We will post more detail here after we have a few days to decompress.  Overall, this has been a good trip.

//WL2K Days five, six, and seven: Halfway!

Monday, Brisk 16 knot wind moving us along at hull speed. We should make good time tomorrow too with wind decreasing a bit during the day Tuesday. We did 105 miles yesterday and 48 Saturday. Saturday, the wind died for a while, so we went swimming in 80 degree water 17,000 feet deep.
Found a 2 inch long flying fish on deck; too small for breakfast. There have been four Tropic Birds following our boat for a couple days. They are seagull size, white with black highlights, and have a long thin tail feather. They have a call that sounds like a pulley that needs grease.
Sunday night at 8:00, we were equidistant from Puerto Rico, and our home marina. Halfway!

//WL2K Third and fourth days on the ocean blue

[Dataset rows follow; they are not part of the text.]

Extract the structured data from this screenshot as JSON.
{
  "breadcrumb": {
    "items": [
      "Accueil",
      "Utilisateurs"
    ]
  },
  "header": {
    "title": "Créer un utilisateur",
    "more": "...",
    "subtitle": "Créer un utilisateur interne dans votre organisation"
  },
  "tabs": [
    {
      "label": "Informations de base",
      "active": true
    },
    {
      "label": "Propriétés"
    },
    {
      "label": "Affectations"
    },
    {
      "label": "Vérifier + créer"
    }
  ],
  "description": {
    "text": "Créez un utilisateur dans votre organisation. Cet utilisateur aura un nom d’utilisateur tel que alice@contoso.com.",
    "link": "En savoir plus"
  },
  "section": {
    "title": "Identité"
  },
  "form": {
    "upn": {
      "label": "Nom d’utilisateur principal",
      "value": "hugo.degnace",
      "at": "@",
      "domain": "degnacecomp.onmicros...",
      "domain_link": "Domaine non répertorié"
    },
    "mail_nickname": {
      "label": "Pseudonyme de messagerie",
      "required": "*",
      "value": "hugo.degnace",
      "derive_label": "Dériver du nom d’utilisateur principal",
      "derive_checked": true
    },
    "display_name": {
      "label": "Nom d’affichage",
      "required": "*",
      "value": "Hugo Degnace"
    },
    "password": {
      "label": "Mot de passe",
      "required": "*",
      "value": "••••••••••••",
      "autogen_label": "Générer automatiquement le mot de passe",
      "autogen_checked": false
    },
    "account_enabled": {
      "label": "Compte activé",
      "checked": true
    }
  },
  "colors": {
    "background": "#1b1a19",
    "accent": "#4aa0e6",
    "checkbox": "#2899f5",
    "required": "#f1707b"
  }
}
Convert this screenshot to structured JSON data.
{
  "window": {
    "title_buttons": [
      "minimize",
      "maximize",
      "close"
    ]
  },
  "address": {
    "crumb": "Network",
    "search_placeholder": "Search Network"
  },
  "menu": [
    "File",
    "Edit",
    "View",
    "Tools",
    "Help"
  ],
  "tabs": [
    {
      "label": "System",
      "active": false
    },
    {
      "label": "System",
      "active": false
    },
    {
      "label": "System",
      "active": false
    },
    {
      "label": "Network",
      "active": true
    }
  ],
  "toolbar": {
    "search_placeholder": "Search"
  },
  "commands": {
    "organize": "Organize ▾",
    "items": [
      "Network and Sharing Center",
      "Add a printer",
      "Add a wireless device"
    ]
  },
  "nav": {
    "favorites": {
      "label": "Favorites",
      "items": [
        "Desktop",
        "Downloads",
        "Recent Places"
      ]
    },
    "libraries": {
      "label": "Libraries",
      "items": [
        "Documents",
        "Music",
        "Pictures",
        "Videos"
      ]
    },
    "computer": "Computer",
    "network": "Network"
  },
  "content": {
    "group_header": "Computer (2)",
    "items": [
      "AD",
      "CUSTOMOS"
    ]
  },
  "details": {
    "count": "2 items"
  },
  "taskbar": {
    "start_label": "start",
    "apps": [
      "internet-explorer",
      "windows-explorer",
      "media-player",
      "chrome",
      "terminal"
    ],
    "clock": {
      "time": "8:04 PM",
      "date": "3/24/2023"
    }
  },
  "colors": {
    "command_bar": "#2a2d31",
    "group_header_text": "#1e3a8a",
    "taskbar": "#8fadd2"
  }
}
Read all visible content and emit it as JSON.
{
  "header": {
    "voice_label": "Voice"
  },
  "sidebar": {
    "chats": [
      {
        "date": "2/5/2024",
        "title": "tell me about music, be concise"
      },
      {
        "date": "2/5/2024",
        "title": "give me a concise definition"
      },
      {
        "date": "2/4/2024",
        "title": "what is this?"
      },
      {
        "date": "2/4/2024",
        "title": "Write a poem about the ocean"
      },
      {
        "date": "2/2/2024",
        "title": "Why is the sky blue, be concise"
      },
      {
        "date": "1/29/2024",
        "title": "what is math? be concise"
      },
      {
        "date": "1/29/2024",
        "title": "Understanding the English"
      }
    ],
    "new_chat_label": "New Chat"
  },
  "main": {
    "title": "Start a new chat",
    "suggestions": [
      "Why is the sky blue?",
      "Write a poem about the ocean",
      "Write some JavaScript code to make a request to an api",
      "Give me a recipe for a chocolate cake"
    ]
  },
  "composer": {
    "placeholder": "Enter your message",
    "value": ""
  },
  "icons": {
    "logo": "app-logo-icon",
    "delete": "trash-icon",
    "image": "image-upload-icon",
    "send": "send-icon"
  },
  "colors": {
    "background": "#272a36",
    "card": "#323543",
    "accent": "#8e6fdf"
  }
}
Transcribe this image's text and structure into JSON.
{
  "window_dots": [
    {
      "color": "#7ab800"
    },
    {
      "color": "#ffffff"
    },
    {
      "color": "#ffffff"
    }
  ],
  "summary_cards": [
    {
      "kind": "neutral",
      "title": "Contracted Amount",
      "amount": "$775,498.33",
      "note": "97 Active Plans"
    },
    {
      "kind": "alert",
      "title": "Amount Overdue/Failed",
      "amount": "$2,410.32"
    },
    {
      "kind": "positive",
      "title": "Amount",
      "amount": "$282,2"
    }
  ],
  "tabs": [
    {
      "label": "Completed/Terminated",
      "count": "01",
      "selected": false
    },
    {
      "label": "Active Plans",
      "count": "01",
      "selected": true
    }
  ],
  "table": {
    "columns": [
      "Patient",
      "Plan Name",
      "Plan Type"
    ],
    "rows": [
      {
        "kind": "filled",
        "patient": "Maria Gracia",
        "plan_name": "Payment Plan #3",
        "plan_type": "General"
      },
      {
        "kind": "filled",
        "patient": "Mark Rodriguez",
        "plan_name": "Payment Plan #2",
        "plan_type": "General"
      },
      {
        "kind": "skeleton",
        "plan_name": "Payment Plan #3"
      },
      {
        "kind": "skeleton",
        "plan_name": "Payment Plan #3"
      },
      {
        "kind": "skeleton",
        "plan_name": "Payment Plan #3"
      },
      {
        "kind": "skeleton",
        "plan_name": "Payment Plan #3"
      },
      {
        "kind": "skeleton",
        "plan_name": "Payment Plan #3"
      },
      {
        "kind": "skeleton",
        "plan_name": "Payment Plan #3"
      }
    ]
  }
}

We made 135 miles yesterday and 117 today (noon to noon). Wind is way down, so we will do much less tomorrow. Wind is around 5 knots, and we are drifting along at around 2 knots. The sea is so flat, it is hard to measure the wave height. Sailing is so smooth, we have been reading, doing maintenance, and some navigation exercises. We saw two commercial ships yesterday, and one last night. During the dawn watch, a small sparrow sized bird with yellow highlights, landed on deck for a rest.. 20 minutes later he took off. Good luck to him, we are well over a hundred miles from the nearest land.
It is a beutiful day with a blue sky, deep blue water. We have a full horizon all the way around with absolutely nothing there but us, and puffy clouds in the distance. I dropped my flip phone in the water this morning. We are in 18,000 feet of water. If the phone falls through the water at 1 foot per second, I figure that it will take 5 hours to reach the bottom, or about 2:00 this afternoon.

//WL2K Second day of offshore trip home

From noon to noon (24 hrs). we sailed 125 miles, a bit slower than yesterday. The wind is a bit less, and the waves are too. Trade winds are forecast to moderate more in the next two days, so we should be slowing down more, giving us a chance to try out our big drifter sail. Beautiful weather! Full moon at night. Lots of flying fish.. W are starting to feel like ourselves again.

//WL2K First Day Out Heading for Home

We left our marina at 5:00 today: My high school friend,Peter Mueser, Salli and I. We are planning to do 3 hours on and 6 hours off, a nice change from 3 and 3. To noon today, we made 115 GPS miles. Much better than I expected. Seas are a bit rough. No one is sick, but no one is eating much today. Beautiful sunny sky and cobalt blue sea with occasional flying fish flying from wave to wave. Since leaving PR, we have seen 2 commercial ships and no pleasure craft.